▶ _How to complete this task_
Top to bottom, output the entries that follow exactly.

▶ _Entries from a dataset of interfaces_
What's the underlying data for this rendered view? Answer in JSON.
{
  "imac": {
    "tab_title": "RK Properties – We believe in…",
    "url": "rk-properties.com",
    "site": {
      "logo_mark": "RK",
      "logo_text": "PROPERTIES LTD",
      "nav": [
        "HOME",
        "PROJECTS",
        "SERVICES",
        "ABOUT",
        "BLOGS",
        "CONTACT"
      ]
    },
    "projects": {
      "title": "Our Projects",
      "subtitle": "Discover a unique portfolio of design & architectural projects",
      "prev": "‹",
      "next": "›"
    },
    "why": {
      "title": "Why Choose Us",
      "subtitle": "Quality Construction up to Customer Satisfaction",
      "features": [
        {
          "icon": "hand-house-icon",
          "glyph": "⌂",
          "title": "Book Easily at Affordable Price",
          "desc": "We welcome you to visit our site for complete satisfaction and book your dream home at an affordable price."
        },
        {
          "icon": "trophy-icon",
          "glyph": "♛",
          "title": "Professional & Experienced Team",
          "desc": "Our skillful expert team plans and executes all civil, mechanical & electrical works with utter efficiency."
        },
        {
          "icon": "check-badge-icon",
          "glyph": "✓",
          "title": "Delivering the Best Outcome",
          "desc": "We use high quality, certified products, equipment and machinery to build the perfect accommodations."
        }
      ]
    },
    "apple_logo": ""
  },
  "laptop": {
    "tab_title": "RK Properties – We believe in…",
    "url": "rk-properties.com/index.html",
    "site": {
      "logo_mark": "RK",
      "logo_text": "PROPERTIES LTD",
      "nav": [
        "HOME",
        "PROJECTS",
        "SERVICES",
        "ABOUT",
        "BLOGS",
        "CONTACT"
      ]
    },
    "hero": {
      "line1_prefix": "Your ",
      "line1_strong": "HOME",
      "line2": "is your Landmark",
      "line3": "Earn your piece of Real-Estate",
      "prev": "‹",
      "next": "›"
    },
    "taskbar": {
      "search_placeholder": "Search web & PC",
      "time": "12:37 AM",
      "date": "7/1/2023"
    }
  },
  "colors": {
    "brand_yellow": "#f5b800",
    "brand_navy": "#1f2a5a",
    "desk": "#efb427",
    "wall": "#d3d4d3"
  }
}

▶ _Solution_
What's the underlying data for this rendered view? Answer in JSON.
{
  "imac": {
    "tab_title": "RK Properties – We believe in…",
    "url": "rk-properties.com",
    "site": {
      "logo_mark": "RK",
      "logo_text": "PROPERTIES LTD",
      "nav": [
        "HOME",
        "PROJECTS",
        "SERVICES",
        "ABOUT",
        "BLOGS",
        "CONTACT"
      ]
    },
    "projects": {
      "title": "Our Projects",
      "subtitle": "Discover a unique portfolio of design & architectural projects",
      "prev": "‹",
      "next": "›"
    },
    "why": {
      "title": "Why Choose Us",
      "subtitle": "Quality Construction up to Customer Satisfaction",
      "features": [
        {
          "icon": "hand-house-icon",
          "glyph": "⌂",
          "title": "Book Easily at Affordable Price",
          "desc": "We welcome you to visit our site for complete satisfaction and book your dream home at an affordable price."
        },
        {
          "icon": "trophy-icon",
          "glyph": "♛",
          "title": "Professional & Experienced Team",
          "desc": "Our skillful expert team plans and executes all civil, mechanical & electrical works with utter efficiency."
        },
        {
          "icon": "check-badge-icon",
          "glyph": "✓",
          "title": "Delivering the Best Outcome",
          "desc": "We use high quality, certified products, equipment and machinery to build the perfect accommodations."
        }
      ]
    },
    "apple_logo": ""
  },
  "laptop": {
    "tab_title": "RK Properties – We believe in…",
    "url": "rk-properties.com/index.html",
    "site": {
      "logo_mark": "RK",
      "logo_text": "PROPERTIES LTD",
      "nav": [
        "HOME",
        "PROJECTS",
        "SERVICES",
        "ABOUT",
        "BLOGS",
        "CONTACT"
      ]
    },
    "hero": {
      "line1_prefix": "Your ",
      "line1_strong": "HOME",
      "line2": "is your Landmark",
      "line3": "Earn your piece of Real-Estate",
      "prev": "‹",
      "next": "›"
    },
    "taskbar": {
      "search_placeholder": "Search web & PC",
      "time": "12:37 AM",
      "date": "7/1/2023"
    }
  },
  "colors": {
    "brand_yellow": "#f5b800",
    "brand_navy": "#1f2a5a",
    "desk": "#efb427",
    "wall": "#d3d4d3"
  }
}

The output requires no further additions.